Jane’s Walk Akron 2014

///Jane’s Walk Akron 2014
Jane’s Walk Akron 2014 2017-10-10T19:33:07+00:00

May 2014

Walk Leaders: Led by Dan Rice, Leianne Neff Heppner and Suzie Graham
Text by: Suzie Graham
Photographs by: Phyllis Jividen

Akron hosted three walks, all of which occurred in the Downtown area. Our morning walk traveled along the Towpath Trail in the morning drizzle. The small size of the group allowed for constructive conversation and critical thinking about how we use the path, how we identify the path, and how users interact with vehicular traffic.
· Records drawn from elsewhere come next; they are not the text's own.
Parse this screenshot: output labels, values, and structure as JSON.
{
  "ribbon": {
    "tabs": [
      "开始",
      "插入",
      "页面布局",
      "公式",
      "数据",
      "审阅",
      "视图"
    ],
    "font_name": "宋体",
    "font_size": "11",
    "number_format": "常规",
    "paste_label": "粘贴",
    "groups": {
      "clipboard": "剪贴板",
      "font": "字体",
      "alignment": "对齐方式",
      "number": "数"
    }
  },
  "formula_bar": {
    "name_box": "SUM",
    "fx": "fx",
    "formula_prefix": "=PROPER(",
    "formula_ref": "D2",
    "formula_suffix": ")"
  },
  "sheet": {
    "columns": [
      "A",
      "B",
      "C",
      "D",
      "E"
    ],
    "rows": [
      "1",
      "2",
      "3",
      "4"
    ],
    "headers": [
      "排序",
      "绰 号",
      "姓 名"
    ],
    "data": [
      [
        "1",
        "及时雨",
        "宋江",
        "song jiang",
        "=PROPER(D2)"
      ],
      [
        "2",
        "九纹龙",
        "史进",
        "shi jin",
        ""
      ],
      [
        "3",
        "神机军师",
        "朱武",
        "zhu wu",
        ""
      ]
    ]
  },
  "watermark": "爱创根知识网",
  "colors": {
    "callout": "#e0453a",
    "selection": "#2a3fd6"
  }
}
The passion of the group fueled the ongoing discussion the Downtown Akron Partnership has in process with local officials about the potential for utilizing signage, sustainable greening and public art to help orient and welcome traffic. When our group was joined by a mallard duck, the conversation veered toward peaceful coexistence with our local wildlife, the improvement of the water quality over time, and the need to consider implementing landscaping changes to dissuade the growing population of the Downtown Akron Canada Goose.

After a heavy rainfall, our four o’clock tour brought in the sunshine with a focus on the history of the area once known as North Akron. Our exceptionally long and narrow Downtown corridor is largely due to the development of the canal and combination of what once were two separate cities. The wonderful tour led our group through highlights of historic architecture and business development in Downtown.
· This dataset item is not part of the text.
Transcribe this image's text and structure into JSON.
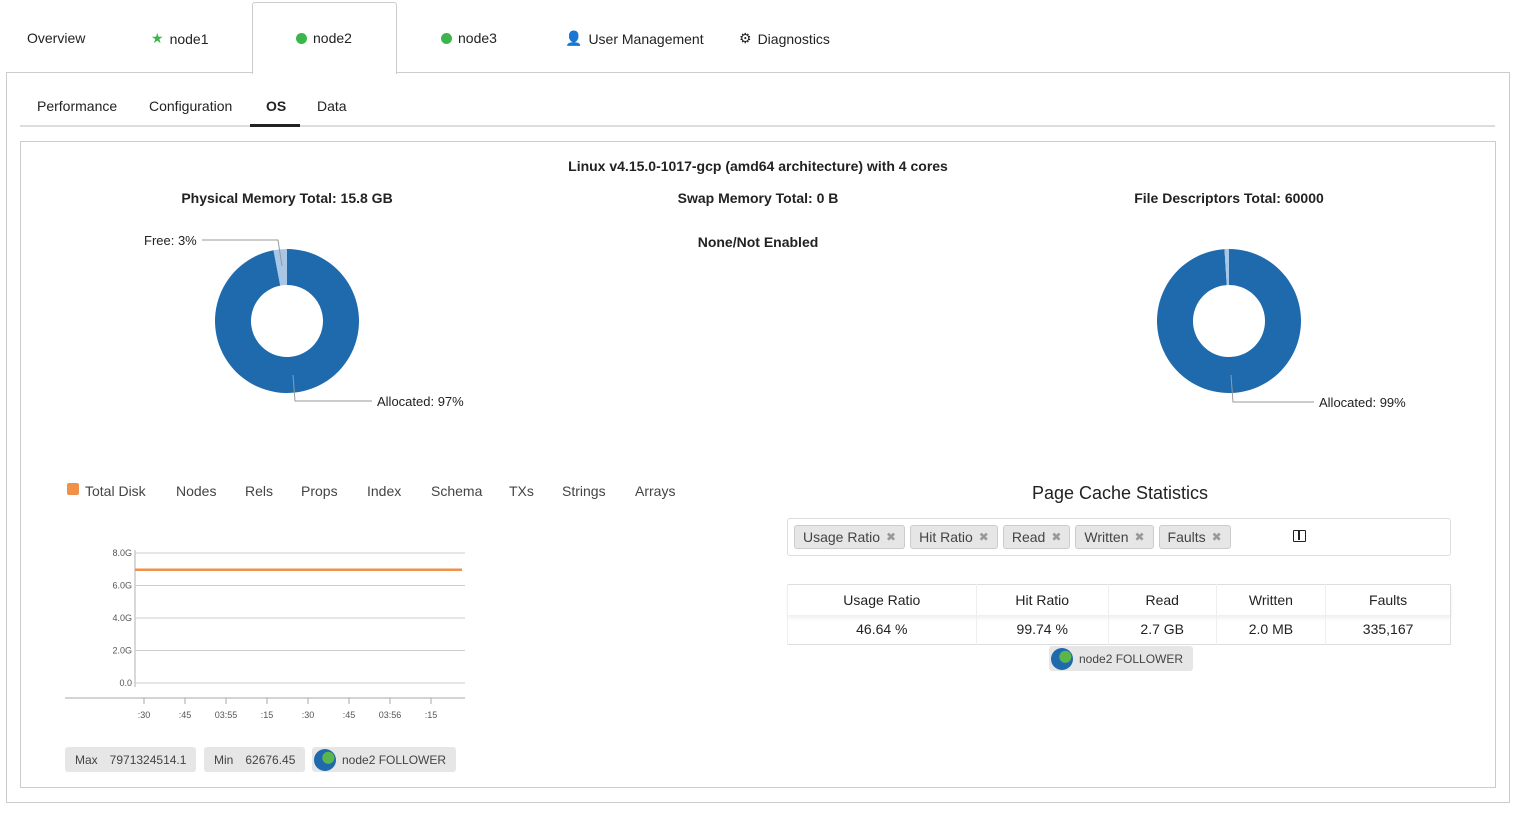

The six o’clock hour rounded out the day with a group of 30 joining me for a tour of our arts and culture district. Manouevering our way through the pockets of development, we spent some time observing the Main St/State Rt. 59 corridor. With the high speed of traffic and multilane roads, this stretch of sidewalk feels dangerous and intimidating for pedestrians and is not easily accessible to the fun, artistic, historic, and colorful Northside District. We discussed utilizing streetscaping to create a more walkable access path. The stretch leads to, as Jason Segedy announced, “the most dangerous intersection for vehicles in Summit County.” If it is that dangerous for vehicles, what does that mean for pedestrians?

Observations included the need for repainting the crosswalks and addressing the far-too short timing of the pedestrian signal. Once across the street, pedestrians must choose to traverse over uneven grass and railroad or walk a long block up a steep incline to access the district.

Knowing the cultural and natural vibrancy throughout the Northside District, our walk created a greater understanding of the challenges that face us as we try to connect more people to these unique and valuable amenities.